Having a sound a little to the left, or a little to the right adds a little sense of space, but humans are way more intelligent than that. We perceive not only where the sound is coming from, but how that sound reflects in the space. Not only that we can actually determine where something is by how it bounces off our shoulders to our ears. That is how we can tell something is above us.
This is where reverb comes in. It can help all the parts be defined within a space. Especially if you are using Convolution reverb. One technique that can help with this is having one or two reverbs as a return track. Then you can send a small amount of your drums, that pad, and so on to the return with the reverb. This way all the parts sound like they were recorded, or live in the same space. this will deeply “glue” your track together.

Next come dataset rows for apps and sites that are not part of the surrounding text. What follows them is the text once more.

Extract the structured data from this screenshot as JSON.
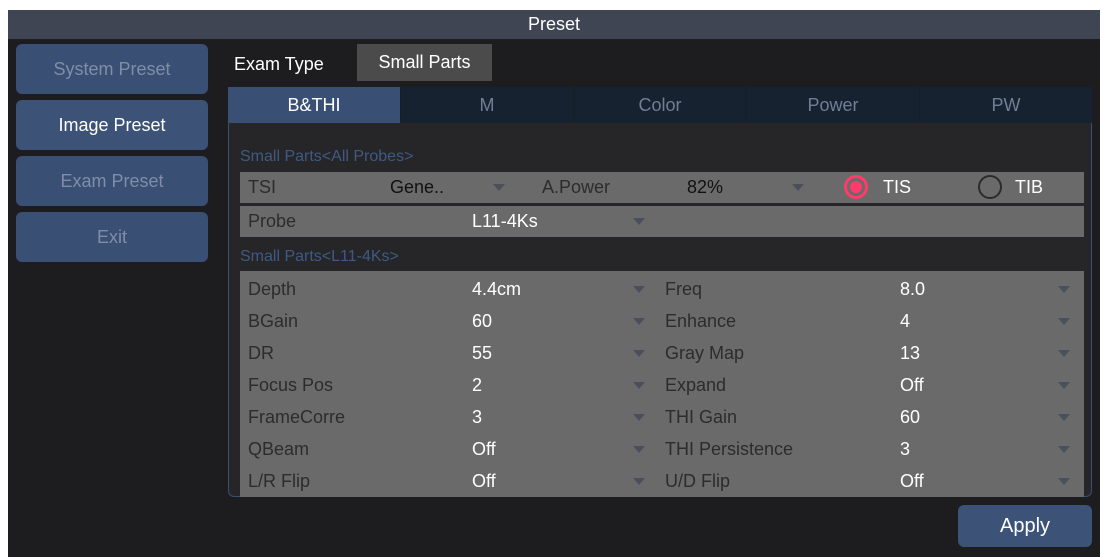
{
  "window": {
    "title": "Preset"
  },
  "sidebar": {
    "items": [
      {
        "label": "System Preset",
        "active": false
      },
      {
        "label": "Image Preset",
        "active": true
      },
      {
        "label": "Exam Preset",
        "active": false
      },
      {
        "label": "Exit",
        "active": false
      }
    ]
  },
  "exam": {
    "label": "Exam Type",
    "value": "Small Parts"
  },
  "tabs": [
    "B&THI",
    "M",
    "Color",
    "Power",
    "PW"
  ],
  "active_tab": "B&THI",
  "all_probes": {
    "section_title": "Small Parts<All Probes>",
    "tsi_label": "TSI",
    "tsi_value": "Gene..",
    "apower_label": "A.Power",
    "apower_value": "82%",
    "tis_label": "TIS",
    "tib_label": "TIB",
    "selected_index": "TIS",
    "probe_label": "Probe",
    "probe_value": "L11-4Ks"
  },
  "probe_params": {
    "section_title": "Small Parts<L11-4Ks>",
    "rows": [
      {
        "left_label": "Depth",
        "left_value": "4.4cm",
        "right_label": "Freq",
        "right_value": "8.0"
      },
      {
        "left_label": "BGain",
        "left_value": "60",
        "right_label": "Enhance",
        "right_value": "4"
      },
      {
        "left_label": "DR",
        "left_value": "55",
        "right_label": "Gray Map",
        "right_value": "13"
      },
      {
        "left_label": "Focus Pos",
        "left_value": "2",
        "right_label": "Expand",
        "right_value": "Off"
      },
      {
        "left_label": "FrameCorre",
        "left_value": "3",
        "right_label": "THI Gain",
        "right_value": "60"
      },
      {
        "left_label": "QBeam",
        "left_value": "Off",
        "right_label": "THI Persistence",
        "right_value": "3"
      },
      {
        "left_label": "L/R Flip",
        "left_value": "Off",
        "right_label": "U/D Flip",
        "right_value": "Off"
      }
    ]
  },
  "apply": {
    "label": "Apply"
  },
  "colors": {
    "accent_blue": "#3a4f74",
    "radio_selected": "#ff3b6b",
    "panel_grey": "#6a6a6a",
    "section_title": "#3f5a82"
  }
}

You don’t need to overdo it, but a touch here and there will make it all gel together.
6. REFERENCING OTHER TRACKS
After all this mixing your ears begin to get fatigued. YOu find that you don’t like it so bright, or you like that mid range turned down. This is because your ears are just tired of hearing it. If you turn on a reference mix you might notice how much clearer, and brighter it is. Then when you go back to your mix you can hear how you eq’d out too much here or there. This is why referencing other music is so important.
To give you a fresh perspective and more attuned ears you should switch over to a reference track every 30 minutes. this can help you keep your ears on the final goal instead of getting caught in the minutia or just getting too fatigued. Also take breaks. I like to take a break every 1/2 hour as well. Then come back… listen to a reference track, and get back to it. This will keep your ears fresh and your perspective clear.
These different techniques are all about letting you see your mix from different angles. The wider your view, the more likely you are to get the overall mix sounding good.